Self-management

Prevention

Cholera is rare in the United States with the few cases related to travel outside the U.S. or to contaminated and improperly cooked seafood from the Gulf Coast waters.

If you're traveling to cholera-endemic areas, your risk of contracting the disease is extremely low if you follow these precautions:

  • Wash hands with soap and water frequently, especially after using the toilet and before handling food. Rub soapy, wet hands together for at least 15 seconds before rinsing. If soap and water aren't available, use an alcohol-based hand sanitizer.
  • Drink only safe water, including bottled water or water you've boiled or disinfected yourself. Use bottled water even to brush your teeth. Hot beverages are generally safe, as are canned or bottled drinks, but wipe the outside before you open them. Avoid adding ice to your beverages unless you made it yourself using safe water.
  • Eat food that's completely cooked and hot and avoid street vendor food, if possible.
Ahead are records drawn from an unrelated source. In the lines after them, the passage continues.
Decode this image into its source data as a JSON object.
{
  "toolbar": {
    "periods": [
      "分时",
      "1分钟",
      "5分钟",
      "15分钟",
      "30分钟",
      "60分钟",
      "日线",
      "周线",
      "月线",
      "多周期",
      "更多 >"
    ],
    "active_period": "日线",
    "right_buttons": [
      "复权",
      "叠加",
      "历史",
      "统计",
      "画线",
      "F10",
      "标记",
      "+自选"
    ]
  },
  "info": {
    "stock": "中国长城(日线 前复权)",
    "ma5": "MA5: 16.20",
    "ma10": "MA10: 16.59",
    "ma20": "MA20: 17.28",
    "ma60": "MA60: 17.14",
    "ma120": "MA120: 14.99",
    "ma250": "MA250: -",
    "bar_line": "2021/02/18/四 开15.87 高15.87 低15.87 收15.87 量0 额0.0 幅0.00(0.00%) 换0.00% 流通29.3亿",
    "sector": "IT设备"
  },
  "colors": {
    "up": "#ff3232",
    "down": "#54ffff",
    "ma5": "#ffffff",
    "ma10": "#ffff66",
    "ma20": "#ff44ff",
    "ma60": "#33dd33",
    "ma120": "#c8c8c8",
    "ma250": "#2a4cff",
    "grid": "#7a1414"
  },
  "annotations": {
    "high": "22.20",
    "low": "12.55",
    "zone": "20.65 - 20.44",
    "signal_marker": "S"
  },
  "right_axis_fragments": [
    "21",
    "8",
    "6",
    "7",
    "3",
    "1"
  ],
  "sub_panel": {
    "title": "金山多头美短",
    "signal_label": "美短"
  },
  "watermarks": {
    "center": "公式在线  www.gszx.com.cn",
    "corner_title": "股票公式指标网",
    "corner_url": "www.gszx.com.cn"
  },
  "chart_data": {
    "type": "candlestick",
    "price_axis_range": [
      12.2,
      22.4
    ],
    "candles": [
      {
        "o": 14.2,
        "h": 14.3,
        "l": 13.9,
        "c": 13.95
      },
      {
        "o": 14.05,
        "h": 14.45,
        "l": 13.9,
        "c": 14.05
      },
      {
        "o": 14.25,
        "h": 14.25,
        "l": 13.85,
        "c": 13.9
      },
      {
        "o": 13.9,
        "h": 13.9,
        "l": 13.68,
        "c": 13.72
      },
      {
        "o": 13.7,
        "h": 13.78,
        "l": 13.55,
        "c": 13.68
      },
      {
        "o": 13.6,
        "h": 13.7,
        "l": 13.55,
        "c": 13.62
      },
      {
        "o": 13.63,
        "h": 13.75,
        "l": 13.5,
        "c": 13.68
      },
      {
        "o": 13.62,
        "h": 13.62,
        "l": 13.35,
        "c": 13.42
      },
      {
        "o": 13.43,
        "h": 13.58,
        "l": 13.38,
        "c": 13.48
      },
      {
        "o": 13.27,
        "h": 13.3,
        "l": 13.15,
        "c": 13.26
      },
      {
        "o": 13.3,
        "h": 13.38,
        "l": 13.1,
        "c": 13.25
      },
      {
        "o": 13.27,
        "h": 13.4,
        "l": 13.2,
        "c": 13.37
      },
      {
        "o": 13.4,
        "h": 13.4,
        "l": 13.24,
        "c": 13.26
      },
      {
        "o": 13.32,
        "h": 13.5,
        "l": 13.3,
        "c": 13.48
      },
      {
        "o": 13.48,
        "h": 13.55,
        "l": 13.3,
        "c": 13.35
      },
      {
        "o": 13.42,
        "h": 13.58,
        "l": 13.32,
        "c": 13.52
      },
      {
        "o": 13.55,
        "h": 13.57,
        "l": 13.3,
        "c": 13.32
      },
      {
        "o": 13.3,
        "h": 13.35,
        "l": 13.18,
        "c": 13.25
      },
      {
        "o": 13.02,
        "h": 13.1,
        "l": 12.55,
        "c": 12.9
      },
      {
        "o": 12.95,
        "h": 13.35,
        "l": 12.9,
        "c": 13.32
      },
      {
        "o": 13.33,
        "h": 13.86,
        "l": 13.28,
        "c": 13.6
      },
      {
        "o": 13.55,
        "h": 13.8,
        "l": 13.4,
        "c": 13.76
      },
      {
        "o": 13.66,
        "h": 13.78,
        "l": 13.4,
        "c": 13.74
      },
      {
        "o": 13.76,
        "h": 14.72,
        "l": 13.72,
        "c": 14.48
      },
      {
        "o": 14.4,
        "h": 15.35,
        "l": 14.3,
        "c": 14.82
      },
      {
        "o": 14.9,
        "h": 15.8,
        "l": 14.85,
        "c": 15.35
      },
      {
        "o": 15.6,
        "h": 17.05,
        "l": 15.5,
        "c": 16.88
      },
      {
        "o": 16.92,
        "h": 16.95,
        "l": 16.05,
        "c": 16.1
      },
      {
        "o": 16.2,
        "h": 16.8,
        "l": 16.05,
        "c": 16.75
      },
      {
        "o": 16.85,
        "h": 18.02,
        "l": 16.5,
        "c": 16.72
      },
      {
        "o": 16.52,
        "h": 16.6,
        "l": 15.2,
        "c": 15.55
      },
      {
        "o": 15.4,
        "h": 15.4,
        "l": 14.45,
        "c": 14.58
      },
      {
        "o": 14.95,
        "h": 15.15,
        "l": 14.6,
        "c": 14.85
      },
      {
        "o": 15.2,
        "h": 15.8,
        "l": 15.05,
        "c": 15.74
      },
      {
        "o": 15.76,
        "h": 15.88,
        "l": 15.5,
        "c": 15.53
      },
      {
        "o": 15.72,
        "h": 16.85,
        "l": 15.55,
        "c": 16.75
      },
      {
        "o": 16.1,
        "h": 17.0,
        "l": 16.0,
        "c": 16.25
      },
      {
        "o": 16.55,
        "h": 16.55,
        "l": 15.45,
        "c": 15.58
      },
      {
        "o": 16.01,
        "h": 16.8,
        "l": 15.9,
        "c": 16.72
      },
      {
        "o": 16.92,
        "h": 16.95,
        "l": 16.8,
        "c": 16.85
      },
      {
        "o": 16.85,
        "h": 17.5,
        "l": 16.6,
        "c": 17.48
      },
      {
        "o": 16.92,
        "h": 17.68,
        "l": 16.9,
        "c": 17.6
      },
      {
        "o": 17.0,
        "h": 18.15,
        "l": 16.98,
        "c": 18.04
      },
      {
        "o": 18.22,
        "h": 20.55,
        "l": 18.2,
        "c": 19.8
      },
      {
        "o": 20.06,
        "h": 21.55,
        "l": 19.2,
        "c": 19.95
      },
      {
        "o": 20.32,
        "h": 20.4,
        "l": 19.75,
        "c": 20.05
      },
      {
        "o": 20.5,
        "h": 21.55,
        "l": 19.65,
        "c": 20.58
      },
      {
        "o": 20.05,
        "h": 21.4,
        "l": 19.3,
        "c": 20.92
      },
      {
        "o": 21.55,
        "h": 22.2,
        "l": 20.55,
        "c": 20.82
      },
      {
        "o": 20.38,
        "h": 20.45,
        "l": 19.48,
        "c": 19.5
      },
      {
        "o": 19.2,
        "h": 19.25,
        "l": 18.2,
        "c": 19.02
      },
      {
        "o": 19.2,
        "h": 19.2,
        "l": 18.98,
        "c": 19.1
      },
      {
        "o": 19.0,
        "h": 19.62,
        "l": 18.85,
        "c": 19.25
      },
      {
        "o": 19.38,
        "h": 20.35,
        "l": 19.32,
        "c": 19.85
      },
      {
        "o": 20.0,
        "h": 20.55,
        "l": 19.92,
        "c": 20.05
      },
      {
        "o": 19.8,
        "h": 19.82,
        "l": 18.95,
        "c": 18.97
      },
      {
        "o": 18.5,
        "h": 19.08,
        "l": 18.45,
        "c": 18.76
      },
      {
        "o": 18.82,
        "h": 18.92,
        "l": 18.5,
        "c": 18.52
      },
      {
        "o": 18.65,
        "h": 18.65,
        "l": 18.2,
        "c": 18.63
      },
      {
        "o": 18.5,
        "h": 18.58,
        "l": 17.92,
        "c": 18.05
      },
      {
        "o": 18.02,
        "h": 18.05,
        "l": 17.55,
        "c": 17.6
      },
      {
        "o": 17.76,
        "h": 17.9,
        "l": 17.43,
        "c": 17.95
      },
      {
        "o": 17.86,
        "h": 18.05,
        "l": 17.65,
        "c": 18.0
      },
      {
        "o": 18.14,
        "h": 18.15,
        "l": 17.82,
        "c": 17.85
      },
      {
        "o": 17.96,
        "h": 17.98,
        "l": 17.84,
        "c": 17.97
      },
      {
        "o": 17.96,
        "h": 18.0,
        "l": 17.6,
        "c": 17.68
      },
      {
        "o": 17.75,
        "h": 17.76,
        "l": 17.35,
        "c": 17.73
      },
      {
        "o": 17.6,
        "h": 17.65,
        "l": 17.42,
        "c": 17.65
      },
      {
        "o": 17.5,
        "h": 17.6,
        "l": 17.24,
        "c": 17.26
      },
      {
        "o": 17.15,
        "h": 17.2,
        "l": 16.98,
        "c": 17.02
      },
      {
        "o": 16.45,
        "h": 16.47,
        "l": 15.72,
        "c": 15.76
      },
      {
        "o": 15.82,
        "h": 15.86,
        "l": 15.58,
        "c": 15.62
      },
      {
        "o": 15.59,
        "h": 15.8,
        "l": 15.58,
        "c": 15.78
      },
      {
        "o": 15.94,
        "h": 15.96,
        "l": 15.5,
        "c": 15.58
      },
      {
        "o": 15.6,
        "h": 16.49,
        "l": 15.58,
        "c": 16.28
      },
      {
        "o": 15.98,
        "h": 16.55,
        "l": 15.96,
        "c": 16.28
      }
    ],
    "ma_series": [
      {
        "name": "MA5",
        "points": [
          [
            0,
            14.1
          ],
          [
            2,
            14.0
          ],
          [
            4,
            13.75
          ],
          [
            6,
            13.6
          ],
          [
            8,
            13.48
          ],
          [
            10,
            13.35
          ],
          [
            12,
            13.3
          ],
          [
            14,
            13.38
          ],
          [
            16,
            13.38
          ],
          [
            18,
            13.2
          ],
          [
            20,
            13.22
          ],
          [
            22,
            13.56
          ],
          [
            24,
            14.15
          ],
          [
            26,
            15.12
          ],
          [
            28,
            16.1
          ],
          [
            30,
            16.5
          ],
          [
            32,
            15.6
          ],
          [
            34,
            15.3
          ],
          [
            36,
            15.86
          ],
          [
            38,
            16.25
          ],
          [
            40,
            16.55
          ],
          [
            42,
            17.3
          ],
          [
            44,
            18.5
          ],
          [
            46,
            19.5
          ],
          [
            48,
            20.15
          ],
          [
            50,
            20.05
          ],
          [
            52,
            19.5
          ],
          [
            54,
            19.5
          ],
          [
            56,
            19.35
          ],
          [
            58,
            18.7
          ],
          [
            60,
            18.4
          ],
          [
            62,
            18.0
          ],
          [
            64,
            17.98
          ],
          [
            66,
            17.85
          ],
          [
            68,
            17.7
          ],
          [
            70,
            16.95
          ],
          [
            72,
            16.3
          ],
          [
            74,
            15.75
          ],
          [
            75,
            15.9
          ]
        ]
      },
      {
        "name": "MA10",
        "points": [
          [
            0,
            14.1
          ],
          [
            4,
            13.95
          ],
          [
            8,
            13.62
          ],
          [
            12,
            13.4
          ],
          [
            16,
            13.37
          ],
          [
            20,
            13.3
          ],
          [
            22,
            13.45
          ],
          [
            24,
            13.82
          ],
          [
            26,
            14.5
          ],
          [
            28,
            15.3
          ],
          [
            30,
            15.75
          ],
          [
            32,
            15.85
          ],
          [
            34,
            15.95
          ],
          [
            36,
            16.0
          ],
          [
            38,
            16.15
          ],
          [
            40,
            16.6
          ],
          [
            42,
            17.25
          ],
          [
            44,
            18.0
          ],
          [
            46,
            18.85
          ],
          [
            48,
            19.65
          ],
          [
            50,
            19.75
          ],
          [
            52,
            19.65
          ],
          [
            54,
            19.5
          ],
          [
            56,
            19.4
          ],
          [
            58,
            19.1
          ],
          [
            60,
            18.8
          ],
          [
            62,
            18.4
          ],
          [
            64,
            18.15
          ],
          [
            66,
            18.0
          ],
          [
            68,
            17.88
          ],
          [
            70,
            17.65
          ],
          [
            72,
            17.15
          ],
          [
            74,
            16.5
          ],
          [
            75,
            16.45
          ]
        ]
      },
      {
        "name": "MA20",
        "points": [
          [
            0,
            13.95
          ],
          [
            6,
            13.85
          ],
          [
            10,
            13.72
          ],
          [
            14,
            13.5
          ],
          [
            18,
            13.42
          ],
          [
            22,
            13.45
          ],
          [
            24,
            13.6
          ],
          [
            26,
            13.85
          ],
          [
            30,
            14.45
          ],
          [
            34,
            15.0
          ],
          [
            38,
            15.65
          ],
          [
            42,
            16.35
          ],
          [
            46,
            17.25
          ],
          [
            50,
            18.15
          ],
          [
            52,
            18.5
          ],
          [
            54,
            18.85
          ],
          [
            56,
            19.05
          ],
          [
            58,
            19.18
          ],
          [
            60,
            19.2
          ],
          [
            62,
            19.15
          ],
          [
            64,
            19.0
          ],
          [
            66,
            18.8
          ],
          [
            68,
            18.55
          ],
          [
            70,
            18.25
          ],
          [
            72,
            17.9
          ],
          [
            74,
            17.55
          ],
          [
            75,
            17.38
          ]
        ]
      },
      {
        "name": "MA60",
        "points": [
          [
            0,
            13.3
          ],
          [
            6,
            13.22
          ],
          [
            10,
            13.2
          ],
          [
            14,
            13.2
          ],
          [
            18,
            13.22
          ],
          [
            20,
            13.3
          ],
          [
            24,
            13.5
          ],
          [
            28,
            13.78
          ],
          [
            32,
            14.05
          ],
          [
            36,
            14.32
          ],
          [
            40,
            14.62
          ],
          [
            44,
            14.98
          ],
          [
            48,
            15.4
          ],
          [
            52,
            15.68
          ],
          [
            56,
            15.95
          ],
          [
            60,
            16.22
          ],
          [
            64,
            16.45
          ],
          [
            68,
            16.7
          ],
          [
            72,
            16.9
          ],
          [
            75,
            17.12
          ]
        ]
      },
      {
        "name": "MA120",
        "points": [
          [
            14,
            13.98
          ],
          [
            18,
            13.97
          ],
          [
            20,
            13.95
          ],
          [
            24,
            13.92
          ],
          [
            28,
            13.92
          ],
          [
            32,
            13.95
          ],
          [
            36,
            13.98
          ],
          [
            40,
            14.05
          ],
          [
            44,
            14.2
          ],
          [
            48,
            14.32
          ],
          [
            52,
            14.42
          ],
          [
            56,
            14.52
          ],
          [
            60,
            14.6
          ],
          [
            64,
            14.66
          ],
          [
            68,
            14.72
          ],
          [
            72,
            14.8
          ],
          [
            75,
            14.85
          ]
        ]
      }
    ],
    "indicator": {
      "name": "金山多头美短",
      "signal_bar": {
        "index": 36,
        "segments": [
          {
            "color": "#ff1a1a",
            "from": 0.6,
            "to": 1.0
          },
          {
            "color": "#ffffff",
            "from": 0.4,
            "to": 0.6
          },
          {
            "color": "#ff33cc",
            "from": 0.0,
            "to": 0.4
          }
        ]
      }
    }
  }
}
If you do buy a meal from a street vendor, make sure it's cooked in your presence and served hot.
  • Avoid sushi, as well as raw or improperly cooked fish and seafood of any kind.
  • Stick to fruits and vegetables that you can peel yourself, such as bananas, oranges and avocados. Stay away from salads and fruits that can't be peeled, such as grapes and berries.
  • Be wary of dairy foods, including ice cream, which is often contaminated, and unpasteurized milk.

Cholera vaccine

For adults traveling to areas affected by cholera, a vaccine is now available in the United States. The Food and Drug Administration recently approved Vaxchora, a vaccine for the prevention of cholera. It is a liquid dose taken by mouth at least 10 days before travel.

A few countries offer oral vaccines as well. Contact your doctor or local office of public health for more information about these vaccines. Keep in mind that no country requires immunization against cholera as a condition for entry.

March 09, 2017
References
  1. Kliegman RM, et al. Cholera. In: Nelson Textbook of Pediatrics. 20th ed. Philadelphia, Pa.: Elsevier; 2016. http://www.clinicalkey.com. Accessed Nov. 9, 2016.
  2. Ferri FF. Cholera. In: Ferri's Clinical Advisor 2017. Philadelphia, Pa.: Elsevier; 2017. https://www.clinicalkey.com. Accessed Nov. 9, 2016.
  3. Cholera — Vibrio cholera infection. Centers for Disease Control and Prevention. http://www.cdc.gov/cholera/index.html. Accessed Nov. 9, 2016.
  4. Cholera. World Health Organization. http://www.who.int/mediacentre/factsheets/fs107/en/. Accessed Nov. 10, 2016.
  5. LaRocque R, et al. Overview of cholera. http://www.uptodate.com/home. Accessed Nov. 10, 2016.
  6. WHO position paper on oral rehydration salts to reduce mortality from cholera. World Health Organization. http://www.who.int/cholera/technical/en/. Accessed Nov. 10, 2016.
  7. FDA approves vaccine to prevent cholera for travelers. U.S. Food and Drug Administration. http://www.fda.gov/NewsEvents/Newsroom/PressAnnouncements/ucm506305.htm. Accessed Nov. 10, 2016.